• _Activity_: What lines in the material hold the string "Apply"? Copy out each of them.

• _Dataset records_:

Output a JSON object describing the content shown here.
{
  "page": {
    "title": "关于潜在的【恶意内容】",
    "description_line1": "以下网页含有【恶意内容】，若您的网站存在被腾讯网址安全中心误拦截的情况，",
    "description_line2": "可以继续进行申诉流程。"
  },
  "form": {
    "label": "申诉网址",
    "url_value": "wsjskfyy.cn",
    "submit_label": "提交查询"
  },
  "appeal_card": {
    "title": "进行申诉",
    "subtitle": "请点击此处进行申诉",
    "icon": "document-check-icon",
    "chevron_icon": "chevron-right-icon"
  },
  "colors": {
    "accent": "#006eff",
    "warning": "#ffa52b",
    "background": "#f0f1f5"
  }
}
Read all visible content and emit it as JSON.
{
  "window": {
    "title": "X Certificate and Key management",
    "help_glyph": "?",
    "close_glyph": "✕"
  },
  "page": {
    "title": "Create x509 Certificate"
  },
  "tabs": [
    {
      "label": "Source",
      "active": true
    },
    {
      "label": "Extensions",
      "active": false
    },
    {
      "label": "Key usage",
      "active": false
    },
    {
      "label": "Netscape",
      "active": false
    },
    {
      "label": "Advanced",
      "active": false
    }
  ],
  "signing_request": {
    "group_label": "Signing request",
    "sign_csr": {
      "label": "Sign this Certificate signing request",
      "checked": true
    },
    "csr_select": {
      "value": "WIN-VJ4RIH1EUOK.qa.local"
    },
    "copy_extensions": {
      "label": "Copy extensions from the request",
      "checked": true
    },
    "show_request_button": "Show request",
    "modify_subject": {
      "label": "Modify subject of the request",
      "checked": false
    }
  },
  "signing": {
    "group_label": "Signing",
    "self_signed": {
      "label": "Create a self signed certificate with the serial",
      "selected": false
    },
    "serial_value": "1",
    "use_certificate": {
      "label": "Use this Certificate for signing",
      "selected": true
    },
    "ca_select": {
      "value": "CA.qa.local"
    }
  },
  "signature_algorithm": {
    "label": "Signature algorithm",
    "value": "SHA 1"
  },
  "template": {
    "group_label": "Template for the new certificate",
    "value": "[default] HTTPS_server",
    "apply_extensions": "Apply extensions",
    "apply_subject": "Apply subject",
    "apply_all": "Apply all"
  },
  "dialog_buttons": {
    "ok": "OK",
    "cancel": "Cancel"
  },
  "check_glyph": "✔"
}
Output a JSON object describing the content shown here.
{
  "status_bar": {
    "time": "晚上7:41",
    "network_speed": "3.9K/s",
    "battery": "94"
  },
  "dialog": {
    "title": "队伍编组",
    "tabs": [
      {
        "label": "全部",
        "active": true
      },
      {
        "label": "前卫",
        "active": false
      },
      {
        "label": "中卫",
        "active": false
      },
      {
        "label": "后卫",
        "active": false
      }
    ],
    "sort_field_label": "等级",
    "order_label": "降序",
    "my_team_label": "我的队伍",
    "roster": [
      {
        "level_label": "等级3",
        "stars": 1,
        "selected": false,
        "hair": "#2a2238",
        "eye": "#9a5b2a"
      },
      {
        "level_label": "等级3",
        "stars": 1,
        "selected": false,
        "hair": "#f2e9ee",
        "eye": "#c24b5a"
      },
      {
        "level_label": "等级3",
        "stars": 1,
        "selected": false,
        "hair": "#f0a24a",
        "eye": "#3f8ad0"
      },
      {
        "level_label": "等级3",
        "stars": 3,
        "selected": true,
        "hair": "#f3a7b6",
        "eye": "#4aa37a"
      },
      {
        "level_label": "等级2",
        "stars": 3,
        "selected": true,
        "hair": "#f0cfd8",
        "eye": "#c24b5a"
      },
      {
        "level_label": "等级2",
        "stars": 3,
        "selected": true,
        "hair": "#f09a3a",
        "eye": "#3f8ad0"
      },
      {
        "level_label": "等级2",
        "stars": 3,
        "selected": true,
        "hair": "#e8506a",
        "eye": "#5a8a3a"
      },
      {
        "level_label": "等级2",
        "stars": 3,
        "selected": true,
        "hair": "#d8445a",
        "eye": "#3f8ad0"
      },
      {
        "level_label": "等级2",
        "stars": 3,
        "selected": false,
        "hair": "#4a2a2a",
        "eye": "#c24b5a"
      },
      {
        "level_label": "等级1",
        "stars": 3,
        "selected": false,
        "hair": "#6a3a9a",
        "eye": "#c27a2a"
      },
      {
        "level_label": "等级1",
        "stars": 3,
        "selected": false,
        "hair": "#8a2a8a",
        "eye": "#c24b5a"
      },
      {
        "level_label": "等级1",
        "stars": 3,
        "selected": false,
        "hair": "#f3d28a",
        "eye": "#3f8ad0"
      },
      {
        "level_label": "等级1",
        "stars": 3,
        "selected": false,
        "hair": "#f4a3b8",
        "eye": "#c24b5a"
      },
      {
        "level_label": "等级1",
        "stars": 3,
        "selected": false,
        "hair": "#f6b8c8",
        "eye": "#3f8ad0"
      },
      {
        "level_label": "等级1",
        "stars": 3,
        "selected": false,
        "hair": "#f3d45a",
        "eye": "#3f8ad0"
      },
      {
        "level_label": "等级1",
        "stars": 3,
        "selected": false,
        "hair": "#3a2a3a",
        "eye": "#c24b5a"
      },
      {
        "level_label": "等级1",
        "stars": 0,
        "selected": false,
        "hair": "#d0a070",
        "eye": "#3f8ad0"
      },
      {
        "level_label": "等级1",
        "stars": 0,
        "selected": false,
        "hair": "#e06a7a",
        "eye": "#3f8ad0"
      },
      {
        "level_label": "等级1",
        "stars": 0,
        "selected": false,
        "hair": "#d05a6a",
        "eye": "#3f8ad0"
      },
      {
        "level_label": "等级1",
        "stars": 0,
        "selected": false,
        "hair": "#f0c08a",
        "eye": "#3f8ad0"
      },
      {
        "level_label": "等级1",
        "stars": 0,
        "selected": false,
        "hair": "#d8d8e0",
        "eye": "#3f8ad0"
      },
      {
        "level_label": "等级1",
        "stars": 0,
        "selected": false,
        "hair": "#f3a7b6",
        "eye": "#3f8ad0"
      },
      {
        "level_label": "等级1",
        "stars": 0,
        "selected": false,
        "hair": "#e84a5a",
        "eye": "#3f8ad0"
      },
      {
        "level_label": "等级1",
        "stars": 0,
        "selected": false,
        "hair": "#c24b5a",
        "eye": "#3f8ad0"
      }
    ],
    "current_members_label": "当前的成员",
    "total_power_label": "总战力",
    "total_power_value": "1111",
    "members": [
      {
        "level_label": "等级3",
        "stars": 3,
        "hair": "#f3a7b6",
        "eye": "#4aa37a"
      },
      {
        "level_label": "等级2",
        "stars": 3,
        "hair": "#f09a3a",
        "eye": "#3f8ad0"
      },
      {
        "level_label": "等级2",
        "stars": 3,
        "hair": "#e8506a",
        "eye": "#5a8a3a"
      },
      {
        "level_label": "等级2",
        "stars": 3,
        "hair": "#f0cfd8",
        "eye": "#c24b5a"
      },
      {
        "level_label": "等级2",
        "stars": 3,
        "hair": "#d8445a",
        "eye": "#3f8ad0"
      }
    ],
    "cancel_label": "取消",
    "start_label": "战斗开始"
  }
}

• _Solved problem_:
    "apply_extensions": "Apply extensions",
    "apply_subject": "Apply subject",
    "apply_all": "Apply all"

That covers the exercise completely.